The PCBs for the flash boards (and the pulse hubs) arrived last night, as did the DigiKey box with all the parts - that doesn't happen often enough :-) I found some time to assemble and start testing one of the flash boards today. The back view shows the aluminum polymer caps:
The screw terminals are "backwards" so I can mount these boards in a tight grid (R, G, B) with possibly more than one board per color. The front of the board shows the LEDs, 4-chip "5W" packages, as well as a single lens/reflector I was testing:
All the components on the back were reflow soldered on the skillet, then the LEDs and connectors were soldered on manually. The board seems to work as designed, with the exception of the footprint for the SMA connector - the corner mounting holes are too small.
I don't know how I screwed this up - the square root of 2 is still around 1.414, right?? Anyway, rather than drill out the nice plated-though holes, I filed down the connector to make it fit.
I tested the board at a number of different LED voltages - the flash controller board will have software-adjustable regulators for setting these, since the different color LEDs have different forward voltages, and the red LEDs appear to all be in parallel in the package, instead of the series/parallel arrangement of the green and blue.
Here's the waveform across the 0.1-ohm resistor in series with one of the LEDs:
The voltage is measured across a 0.1-ohm resistor with a 2x Z0 probe, so this pulse represents 14.9A of current through one of the 10 LEDs. The supply voltage was 18.5V for this pulse - the capacitors are rated 25V, so I could go somewhat higher. Since the LEDs are rated for 700 mA, this represents about a 21x overdrive. After several hundred pulses, I couldn't detect any changes in the LEDs, but obviously I need to test it a lot more.
The nice shape of the waveform and minimal ringing is due in large part to some design hints I got from others here.
The NCP81074 10A MOSFET gate driver was completely over-sized for a single MOSFET, but does well driving 10 of them. A 100-ohm resistor at each gate keeps the edges relatively slow preventing overshoot and ringing. The 2A Schottky diode across the LED protects it against the brief reverse-bias overshoot on the trailing edge. I included sites for AC-terminating the 50-ohm input, but haven't populated them. I'm going to drive the board from series-terminated sources, so I don't expect a problem, but they're there if needed. Bypass caps aren't shown.

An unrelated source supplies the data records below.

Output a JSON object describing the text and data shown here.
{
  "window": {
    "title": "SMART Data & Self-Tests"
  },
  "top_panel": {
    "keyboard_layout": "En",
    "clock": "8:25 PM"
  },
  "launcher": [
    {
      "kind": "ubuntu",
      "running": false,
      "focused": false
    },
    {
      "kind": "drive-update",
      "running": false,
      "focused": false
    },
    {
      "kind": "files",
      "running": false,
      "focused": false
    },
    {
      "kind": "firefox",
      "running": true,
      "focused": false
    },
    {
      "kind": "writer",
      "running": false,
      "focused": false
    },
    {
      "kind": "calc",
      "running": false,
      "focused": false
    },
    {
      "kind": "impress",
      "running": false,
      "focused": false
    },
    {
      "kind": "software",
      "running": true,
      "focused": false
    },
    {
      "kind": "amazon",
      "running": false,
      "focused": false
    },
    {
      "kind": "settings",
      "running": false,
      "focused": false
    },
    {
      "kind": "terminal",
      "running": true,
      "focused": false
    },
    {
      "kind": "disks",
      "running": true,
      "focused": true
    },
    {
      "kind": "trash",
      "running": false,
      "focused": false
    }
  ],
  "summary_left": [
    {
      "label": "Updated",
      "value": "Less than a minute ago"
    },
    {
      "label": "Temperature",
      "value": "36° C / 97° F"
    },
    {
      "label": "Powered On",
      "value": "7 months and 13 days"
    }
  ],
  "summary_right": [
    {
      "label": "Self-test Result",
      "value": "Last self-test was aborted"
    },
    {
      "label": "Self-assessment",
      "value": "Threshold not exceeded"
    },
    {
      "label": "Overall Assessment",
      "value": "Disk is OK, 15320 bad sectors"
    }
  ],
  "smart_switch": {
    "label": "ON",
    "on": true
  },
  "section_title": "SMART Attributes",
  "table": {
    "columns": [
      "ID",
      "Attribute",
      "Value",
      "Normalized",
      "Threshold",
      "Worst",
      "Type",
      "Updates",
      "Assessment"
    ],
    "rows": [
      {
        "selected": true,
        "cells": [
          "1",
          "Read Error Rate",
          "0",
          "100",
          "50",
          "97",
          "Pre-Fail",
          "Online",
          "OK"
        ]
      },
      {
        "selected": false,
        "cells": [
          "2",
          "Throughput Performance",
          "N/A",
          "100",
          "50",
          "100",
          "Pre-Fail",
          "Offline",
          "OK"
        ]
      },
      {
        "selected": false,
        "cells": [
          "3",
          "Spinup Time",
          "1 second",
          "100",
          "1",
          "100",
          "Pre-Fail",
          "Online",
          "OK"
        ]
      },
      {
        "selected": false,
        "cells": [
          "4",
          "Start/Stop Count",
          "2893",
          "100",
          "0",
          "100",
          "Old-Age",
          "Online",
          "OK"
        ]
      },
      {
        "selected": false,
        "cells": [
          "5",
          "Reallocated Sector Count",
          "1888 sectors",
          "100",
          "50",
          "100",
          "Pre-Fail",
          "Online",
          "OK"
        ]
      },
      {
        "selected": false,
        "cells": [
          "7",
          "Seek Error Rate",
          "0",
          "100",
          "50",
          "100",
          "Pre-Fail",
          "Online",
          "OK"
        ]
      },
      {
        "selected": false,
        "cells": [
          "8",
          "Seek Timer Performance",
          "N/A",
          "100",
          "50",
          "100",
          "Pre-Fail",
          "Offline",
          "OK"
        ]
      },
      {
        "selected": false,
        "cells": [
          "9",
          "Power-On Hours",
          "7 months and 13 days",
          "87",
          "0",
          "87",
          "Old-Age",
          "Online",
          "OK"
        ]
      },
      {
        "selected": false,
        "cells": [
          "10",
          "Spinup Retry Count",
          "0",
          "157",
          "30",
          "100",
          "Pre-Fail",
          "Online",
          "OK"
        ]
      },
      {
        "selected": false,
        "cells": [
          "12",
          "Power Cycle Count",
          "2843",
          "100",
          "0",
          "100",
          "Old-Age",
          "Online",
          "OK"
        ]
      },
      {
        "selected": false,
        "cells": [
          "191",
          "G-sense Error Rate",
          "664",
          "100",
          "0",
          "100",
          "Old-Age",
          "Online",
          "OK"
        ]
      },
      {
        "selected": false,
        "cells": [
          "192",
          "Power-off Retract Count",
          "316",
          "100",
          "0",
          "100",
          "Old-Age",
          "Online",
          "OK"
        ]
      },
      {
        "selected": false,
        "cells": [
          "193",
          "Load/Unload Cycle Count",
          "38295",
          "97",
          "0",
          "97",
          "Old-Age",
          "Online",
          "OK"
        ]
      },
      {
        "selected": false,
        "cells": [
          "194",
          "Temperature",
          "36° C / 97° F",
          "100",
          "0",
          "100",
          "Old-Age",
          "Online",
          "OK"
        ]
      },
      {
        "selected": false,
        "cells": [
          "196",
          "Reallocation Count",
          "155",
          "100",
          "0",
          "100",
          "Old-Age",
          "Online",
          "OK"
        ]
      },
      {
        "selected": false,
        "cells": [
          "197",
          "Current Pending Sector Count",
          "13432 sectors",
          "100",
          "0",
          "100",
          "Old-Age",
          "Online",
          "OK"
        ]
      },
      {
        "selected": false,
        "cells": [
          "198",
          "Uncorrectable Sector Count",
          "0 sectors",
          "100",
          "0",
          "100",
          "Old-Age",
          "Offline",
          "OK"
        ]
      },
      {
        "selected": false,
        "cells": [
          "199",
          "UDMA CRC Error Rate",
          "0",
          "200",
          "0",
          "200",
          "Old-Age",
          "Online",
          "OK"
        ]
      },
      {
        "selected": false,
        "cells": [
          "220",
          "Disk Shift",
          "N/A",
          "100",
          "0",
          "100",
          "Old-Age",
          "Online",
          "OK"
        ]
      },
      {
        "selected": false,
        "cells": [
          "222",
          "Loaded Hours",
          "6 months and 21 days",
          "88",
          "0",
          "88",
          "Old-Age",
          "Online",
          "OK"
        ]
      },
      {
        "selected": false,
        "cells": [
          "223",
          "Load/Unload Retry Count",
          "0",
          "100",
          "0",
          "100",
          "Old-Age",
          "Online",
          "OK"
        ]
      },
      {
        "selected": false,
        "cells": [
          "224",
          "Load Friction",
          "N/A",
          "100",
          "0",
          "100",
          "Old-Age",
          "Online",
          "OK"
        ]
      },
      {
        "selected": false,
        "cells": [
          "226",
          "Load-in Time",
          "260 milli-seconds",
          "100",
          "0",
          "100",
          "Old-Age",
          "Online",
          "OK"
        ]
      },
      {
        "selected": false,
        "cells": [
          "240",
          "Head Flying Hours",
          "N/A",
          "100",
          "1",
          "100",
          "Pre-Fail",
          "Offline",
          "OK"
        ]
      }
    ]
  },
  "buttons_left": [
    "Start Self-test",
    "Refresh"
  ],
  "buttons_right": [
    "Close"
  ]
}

I included the R1 and R2 resistors right at the output of the driver in case series terminations were required to tame reflections on the gate drive line. The driver has edges of a few nanoseconds, and you can see a light ring/reflection after about a quarter of the rise time of the pulse above. I suspect the inductance of the long, branching gate drive trace on the PCB is to blame. I actually populated R1 and R2 with 0.1 ohm R's, so I can probe them and have a look at what's going on. Resistors of maybe 10 ohms there might help eliminate that one annoying ring. When I get a chance, I'll post a better scope trace of the offending ripple.
Overall, this board looks like a success. It's bigger with less light output than I originally imagined, but seems pretty manageable and scalable - I can just use as many as I need. Next, I'll figure out which lenses make sense for a useful beam angle, and I can take some test photos.
I've been working on a photogate design, too. I'll document that soon.
EDIT - I just did the math. Assuming the forward voltage of the LEDs is around 10V at this current (probably conservative), the pulses dump about 1500W of power into the LEDs.